A Comparative Analysis of Sextant and an Extended 11-core Multisite Directed Biopsy Strategy

J Urol. 2000 Jan;163(1):152-7.

Abstract

Purpose: The 3 tumor locations unsampled by conventional sextant biopsies that have been identified on composite 3-dimensional reconstruction of 180 radical prostatectomy specimens are the anterior transition zone, midline peripheral zone and inferior portions of the anterior horn in the peripheral zone. We evaluated an 11-core multisite directed biopsy scheme incorporating these alternate areas and conventional sextant biopsies in 362 patients from 2 institutions.

Materials and methods: Patients without a prior diagnosis of cancer underwent ultrasound guided 11-core biopsies which included conventional sextant and 3 alternate sites. All specimens were separated for specific location identification. Biopsy was performed in 183 patients at MD Anderson Cancer Center (group 1) and in 179 at Toronto General Hospital (group 2). All group 2 and 54% of group 1 patients (98 of 183) had a prior biopsy negative for cancer.

Results: Median prostate specific antigen was higher in group 2 than in group 1 patients (11.5 versus 9.5 ng./ml., p = 0.016). Overall a 33% increase (36 of 110 patients) in cancer detection was observed when biopsy technique included the alternate areas (p = 0.0021). The anterior horn was the most frequently positive biopsy site followed by the transition zone and midline sites. The 11-core technique had significantly better cancer detection rates when digital rectal examination and transrectal ultrasound were normal, and in men with serum prostate specific antigen between 4.1 and 10 ng./ml.

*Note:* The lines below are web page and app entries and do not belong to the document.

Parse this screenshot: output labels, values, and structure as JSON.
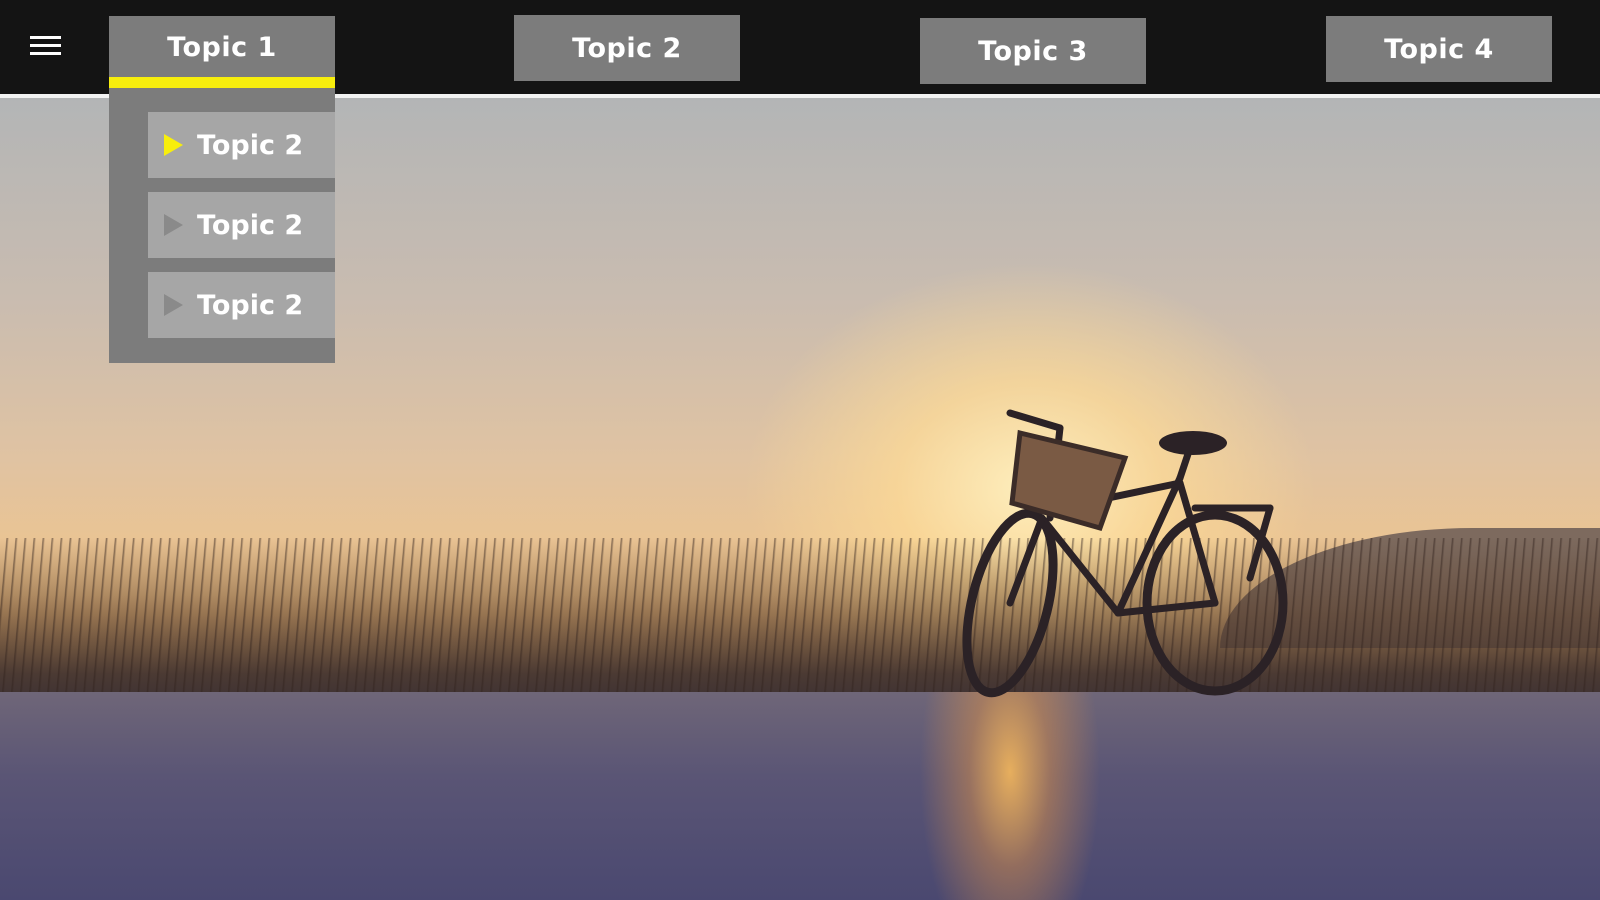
{
  "nav": {
    "tabs": [
      {
        "label": "Topic 1",
        "active": true
      },
      {
        "label": "Topic 2",
        "active": false
      },
      {
        "label": "Topic 3",
        "active": false
      },
      {
        "label": "Topic 4",
        "active": false
      }
    ],
    "dropdown": {
      "items": [
        {
          "label": "Topic 2",
          "active": true
        },
        {
          "label": "Topic 2",
          "active": false
        },
        {
          "label": "Topic 2",
          "active": false
        }
      ]
    }
  },
  "colors": {
    "bar_bg": "#141414",
    "tab_bg": "#7c7c7c",
    "dropdown_item_bg": "#a6a6a6",
    "accent": "#f7ee0d",
    "text": "#ffffff"
  },
  "icons": {
    "menu": "hamburger-menu-icon",
    "item_marker": "triangle-right-icon"
  },
  "background": {
    "subject": "bicycle silhouette at sunset on a road with tall grass"
  }
}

Conclusions: Biopsies of the alternate sites suggested by our simulation studies are feasible and reproducible. This new strategy significantly enhanced (p = 0.0075) prostate cancer detection compared to conventional sextant biopsies in men undergoing a repeat procedure.

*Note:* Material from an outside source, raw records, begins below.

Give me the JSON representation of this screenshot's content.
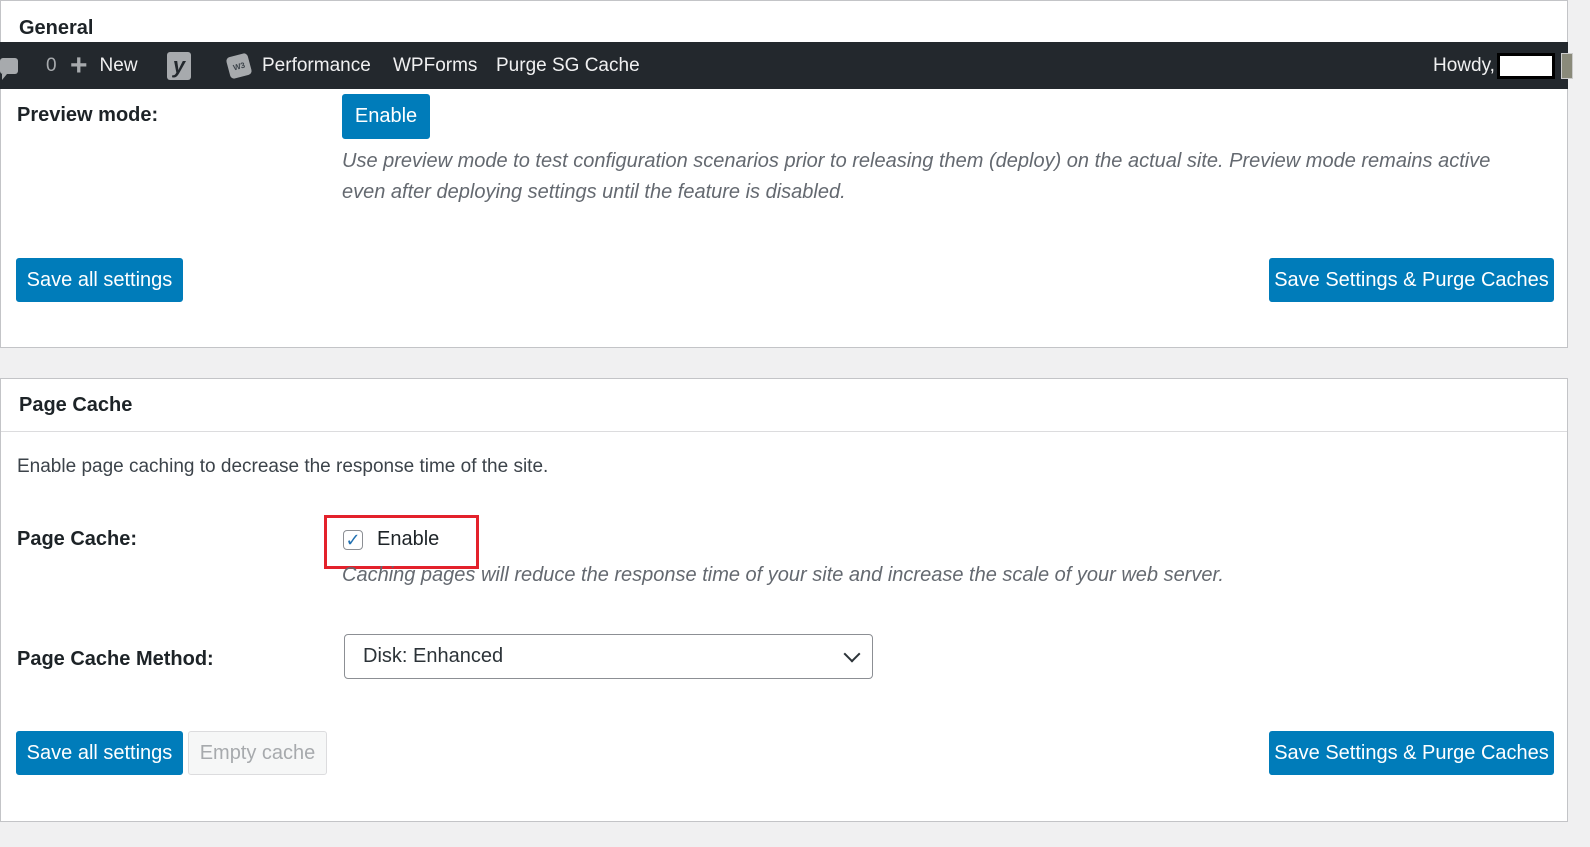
{
  "adminbar": {
    "comments_count": "0",
    "new_label": "New",
    "yoast_icon": "yoast-icon",
    "w3tc_icon": "w3-total-cache-icon",
    "performance_label": "Performance",
    "wpforms_label": "WPForms",
    "purge_label": "Purge SG Cache",
    "howdy_label": "Howdy,"
  },
  "general": {
    "title": "General",
    "preview_label": "Preview mode:",
    "preview_button": "Enable",
    "preview_desc": "Use preview mode to test configuration scenarios prior to releasing them (deploy) on the actual site. Preview mode remains active even after deploying settings until the feature is disabled.",
    "save_all": "Save all settings",
    "save_purge": "Save Settings & Purge Caches"
  },
  "page_cache": {
    "title": "Page Cache",
    "intro": "Enable page caching to decrease the response time of the site.",
    "page_cache_label": "Page Cache:",
    "enable_checkbox_label": "Enable",
    "enable_checked": true,
    "checkbox_desc": "Caching pages will reduce the response time of your site and increase the scale of your web server.",
    "method_label": "Page Cache Method:",
    "method_value": "Disk: Enhanced",
    "save_all": "Save all settings",
    "empty_cache": "Empty cache",
    "save_purge": "Save Settings & Purge Caches"
  },
  "colors": {
    "primary": "#007cba",
    "adminbar_bg": "#23282d",
    "highlight": "#e3212b"
  }
}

Publication types

  • Clinical Trial
  • Comparative Study

MeSH terms

  • Adult
  • Aged
  • Biopsy, Needle / methods*
  • Humans
  • Male
  • Middle Aged
  • Prostatic Neoplasms / diagnostic imaging
  • Prostatic Neoplasms / pathology*
  • Ultrasonography